(INFORMATION PROVIDED Opens)

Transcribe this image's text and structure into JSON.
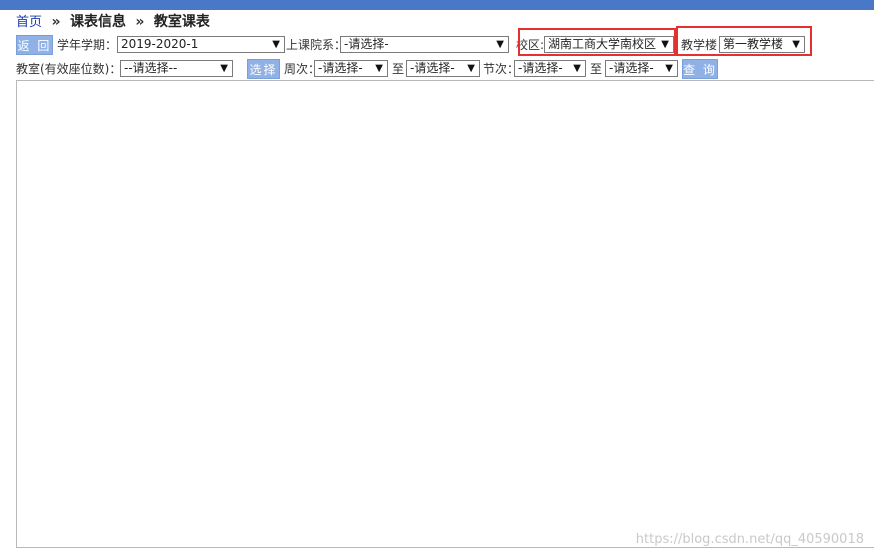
{
  "breadcrumb": {
    "home": "首页",
    "sep1": "»",
    "level2": "课表信息",
    "sep2": "»",
    "current": "教室课表"
  },
  "toolbar": {
    "back_label": "返 回",
    "term_label": "学年学期：",
    "term_value": "2019-2020-1",
    "dept_label": "上课院系：",
    "dept_value": "-请选择-",
    "campus_label": "校区:",
    "campus_value": "湖南工商大学南校区",
    "building_label": "教学楼",
    "building_value": "第一教学楼",
    "room_label": "教室(有效座位数)：",
    "room_value": "--请选择--",
    "select_label": "选择",
    "week_label": "周次：",
    "week_from": "-请选择-",
    "to_label_1": "至",
    "week_to": "-请选择-",
    "section_label": "节次：",
    "section_from": "-请选择-",
    "to_label_2": "至",
    "section_to": "-请选择-",
    "query_label": "查 询"
  },
  "icons": {
    "dropdown": "chevron-down-icon"
  },
  "colors": {
    "topbar": "#4a78c8",
    "button": "#8fb1e6",
    "highlight": "#e53030",
    "link": "#1a3aa8"
  },
  "watermark": "https://blog.csdn.net/qq_40590018"
}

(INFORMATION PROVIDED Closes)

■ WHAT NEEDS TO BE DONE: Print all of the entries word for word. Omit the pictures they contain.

■ SOLUTION FOR THIS TASK:
Transcribe this image's text and structure into JSON.
{
  "breadcrumb": {
    "home": "首页",
    "sep1": "»",
    "level2": "课表信息",
    "sep2": "»",
    "current": "教室课表"
  },
  "toolbar": {
    "back_label": "返 回",
    "term_label": "学年学期：",
    "term_value": "2019-2020-1",
    "dept_label": "上课院系：",
    "dept_value": "-请选择-",
    "campus_label": "校区:",
    "campus_value": "湖南工商大学南校区",
    "building_label": "教学楼",
    "building_value": "第一教学楼",
    "room_label": "教室(有效座位数)：",
    "room_value": "--请选择--",
    "select_label": "选择",
    "week_label": "周次：",
    "week_from": "-请选择-",
    "to_label_1": "至",
    "week_to": "-请选择-",
    "section_label": "节次：",
    "section_from": "-请选择-",
    "to_label_2": "至",
    "section_to": "-请选择-",
    "query_label": "查 询"
  },
  "icons": {
    "dropdown": "chevron-down-icon"
  },
  "colors": {
    "topbar": "#4a78c8",
    "button": "#8fb1e6",
    "highlight": "#e53030",
    "link": "#1a3aa8"
  },
  "watermark": "https://blog.csdn.net/qq_40590018"
}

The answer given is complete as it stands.